### WHAT IS BEING ASKED
Check each line of the data below for the string "impact", then state how many have it and nothing else.

### EXERCISE MATERIAL
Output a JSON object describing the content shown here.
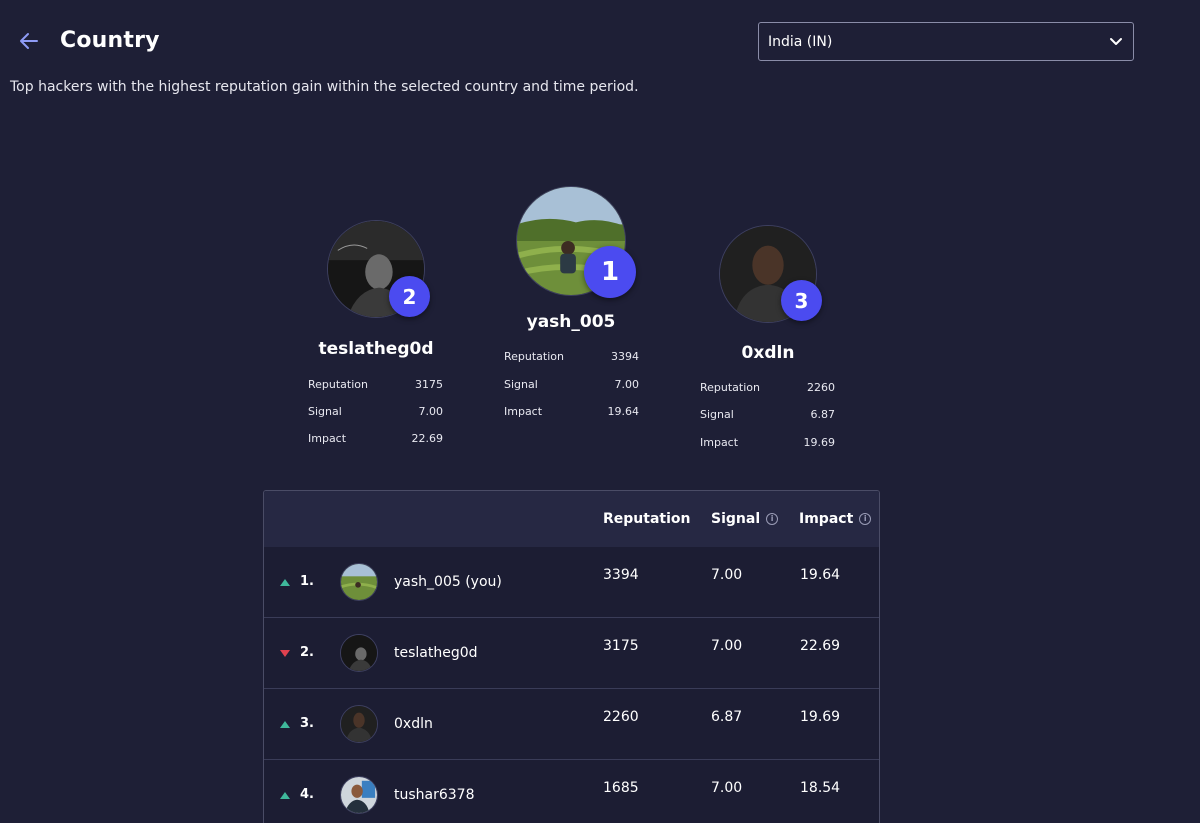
{
  "header": {
    "title": "Country",
    "country_select": "India (IN)",
    "subtitle": "Top hackers with the highest reputation gain within the selected country and time period."
  },
  "stat_labels": {
    "reputation": "Reputation",
    "signal": "Signal",
    "impact": "Impact"
  },
  "podium": {
    "first": {
      "rank": "1",
      "name": "yash_005",
      "reputation": "3394",
      "signal": "7.00",
      "impact": "19.64"
    },
    "second": {
      "rank": "2",
      "name": "teslatheg0d",
      "reputation": "3175",
      "signal": "7.00",
      "impact": "22.69"
    },
    "third": {
      "rank": "3",
      "name": "0xdln",
      "reputation": "2260",
      "signal": "6.87",
      "impact": "19.69"
    }
  },
  "table": {
    "columns": {
      "reputation": "Reputation",
      "signal": "Signal",
      "impact": "Impact"
    },
    "info_glyph": "i",
    "rows": [
      {
        "rank": "1.",
        "trend": "up",
        "name": "yash_005 (you)",
        "reputation": "3394",
        "signal": "7.00",
        "impact": "19.64"
      },
      {
        "rank": "2.",
        "trend": "down",
        "name": "teslatheg0d",
        "reputation": "3175",
        "signal": "7.00",
        "impact": "22.69"
      },
      {
        "rank": "3.",
        "trend": "up",
        "name": "0xdln",
        "reputation": "2260",
        "signal": "6.87",
        "impact": "19.69"
      },
      {
        "rank": "4.",
        "trend": "up",
        "name": "tushar6378",
        "reputation": "1685",
        "signal": "7.00",
        "impact": "18.54"
      }
    ]
  },
  "colors": {
    "background": "#1e1f36",
    "badge": "#4b4bf0",
    "trend_up": "#3fb89b",
    "trend_down": "#e0414f"
  },
  "icons": {
    "back": "arrow-left-icon",
    "dropdown": "chevron-down-icon",
    "info": "info-icon",
    "trend_up": "triangle-up-icon",
    "trend_down": "triangle-down-icon"
  }
}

### REPLY TO THE EXERCISE
9